Data provided:
★ ★ ★

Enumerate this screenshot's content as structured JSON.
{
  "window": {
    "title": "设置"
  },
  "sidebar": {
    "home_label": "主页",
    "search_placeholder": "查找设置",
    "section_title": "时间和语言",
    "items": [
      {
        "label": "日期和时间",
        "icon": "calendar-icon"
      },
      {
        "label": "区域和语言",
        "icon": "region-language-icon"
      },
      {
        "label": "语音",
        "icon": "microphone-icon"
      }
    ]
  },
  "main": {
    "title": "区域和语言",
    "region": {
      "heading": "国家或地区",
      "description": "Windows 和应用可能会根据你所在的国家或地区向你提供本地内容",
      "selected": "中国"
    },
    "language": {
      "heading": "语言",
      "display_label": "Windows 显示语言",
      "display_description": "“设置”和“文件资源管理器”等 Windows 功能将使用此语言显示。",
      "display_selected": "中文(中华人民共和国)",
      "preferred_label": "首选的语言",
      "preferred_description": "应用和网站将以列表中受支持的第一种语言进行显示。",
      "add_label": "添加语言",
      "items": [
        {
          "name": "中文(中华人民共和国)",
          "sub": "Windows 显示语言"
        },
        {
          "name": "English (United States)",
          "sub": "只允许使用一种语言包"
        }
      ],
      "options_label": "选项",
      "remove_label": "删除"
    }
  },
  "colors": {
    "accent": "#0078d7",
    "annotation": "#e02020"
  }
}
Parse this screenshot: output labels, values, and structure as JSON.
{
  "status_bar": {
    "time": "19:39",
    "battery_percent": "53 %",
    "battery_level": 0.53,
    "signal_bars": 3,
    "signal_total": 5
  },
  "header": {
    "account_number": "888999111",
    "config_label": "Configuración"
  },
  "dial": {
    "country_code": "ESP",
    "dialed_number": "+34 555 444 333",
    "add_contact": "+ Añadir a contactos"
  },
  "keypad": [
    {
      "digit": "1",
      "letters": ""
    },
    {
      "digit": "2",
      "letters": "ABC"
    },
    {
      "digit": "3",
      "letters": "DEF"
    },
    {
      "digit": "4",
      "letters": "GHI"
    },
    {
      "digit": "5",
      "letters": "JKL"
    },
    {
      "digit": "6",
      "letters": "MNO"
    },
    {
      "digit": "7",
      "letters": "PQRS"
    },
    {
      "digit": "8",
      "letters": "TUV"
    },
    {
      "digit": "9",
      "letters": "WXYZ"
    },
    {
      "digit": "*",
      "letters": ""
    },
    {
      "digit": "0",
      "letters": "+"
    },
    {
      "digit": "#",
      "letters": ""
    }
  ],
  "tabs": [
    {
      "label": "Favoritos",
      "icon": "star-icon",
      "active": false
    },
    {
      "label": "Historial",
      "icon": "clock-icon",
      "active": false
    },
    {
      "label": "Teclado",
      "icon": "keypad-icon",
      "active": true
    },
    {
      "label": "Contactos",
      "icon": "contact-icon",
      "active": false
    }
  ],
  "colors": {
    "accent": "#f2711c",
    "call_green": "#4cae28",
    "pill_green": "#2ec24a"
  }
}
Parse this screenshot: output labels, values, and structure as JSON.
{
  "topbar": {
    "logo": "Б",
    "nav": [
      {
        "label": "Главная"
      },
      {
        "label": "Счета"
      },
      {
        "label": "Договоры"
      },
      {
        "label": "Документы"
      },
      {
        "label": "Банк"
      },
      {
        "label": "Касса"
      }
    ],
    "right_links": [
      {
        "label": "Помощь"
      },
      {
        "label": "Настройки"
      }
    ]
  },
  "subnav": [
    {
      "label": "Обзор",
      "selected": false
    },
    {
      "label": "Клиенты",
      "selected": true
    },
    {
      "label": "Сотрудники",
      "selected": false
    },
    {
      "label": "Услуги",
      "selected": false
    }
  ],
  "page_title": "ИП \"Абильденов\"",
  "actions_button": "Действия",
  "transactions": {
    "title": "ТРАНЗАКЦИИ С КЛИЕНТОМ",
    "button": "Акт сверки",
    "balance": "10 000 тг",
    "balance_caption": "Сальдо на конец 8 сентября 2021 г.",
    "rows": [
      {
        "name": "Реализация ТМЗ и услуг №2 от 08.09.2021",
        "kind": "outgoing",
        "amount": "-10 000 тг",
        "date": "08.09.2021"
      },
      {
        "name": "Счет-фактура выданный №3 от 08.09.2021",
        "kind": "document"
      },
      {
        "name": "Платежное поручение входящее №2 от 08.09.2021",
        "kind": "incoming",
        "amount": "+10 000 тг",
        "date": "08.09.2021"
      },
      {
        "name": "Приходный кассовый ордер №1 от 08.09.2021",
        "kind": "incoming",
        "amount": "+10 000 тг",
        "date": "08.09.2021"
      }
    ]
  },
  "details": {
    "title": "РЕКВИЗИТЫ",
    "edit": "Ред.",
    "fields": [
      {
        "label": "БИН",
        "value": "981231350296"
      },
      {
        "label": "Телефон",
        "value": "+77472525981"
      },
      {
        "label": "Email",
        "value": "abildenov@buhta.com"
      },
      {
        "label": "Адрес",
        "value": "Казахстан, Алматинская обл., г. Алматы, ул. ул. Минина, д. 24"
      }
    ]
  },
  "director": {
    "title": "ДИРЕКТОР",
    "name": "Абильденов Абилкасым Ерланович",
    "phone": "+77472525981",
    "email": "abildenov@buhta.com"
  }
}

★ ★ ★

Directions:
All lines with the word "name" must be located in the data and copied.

Answer below:
          "name": "中文(中华人民共和国)",
          "name": "English (United States)",
        "name": "Реализация ТМЗ и услуг №2 от 08.09.2021",
        "name": "Счет-фактура выданный №3 от 08.09.2021",
        "name": "Платежное поручение входящее №2 от 08.09.2021",
        "name": "Приходный кассовый ордер №1 от 08.09.2021",
    "name": "Абильденов Абилкасым Ерланович",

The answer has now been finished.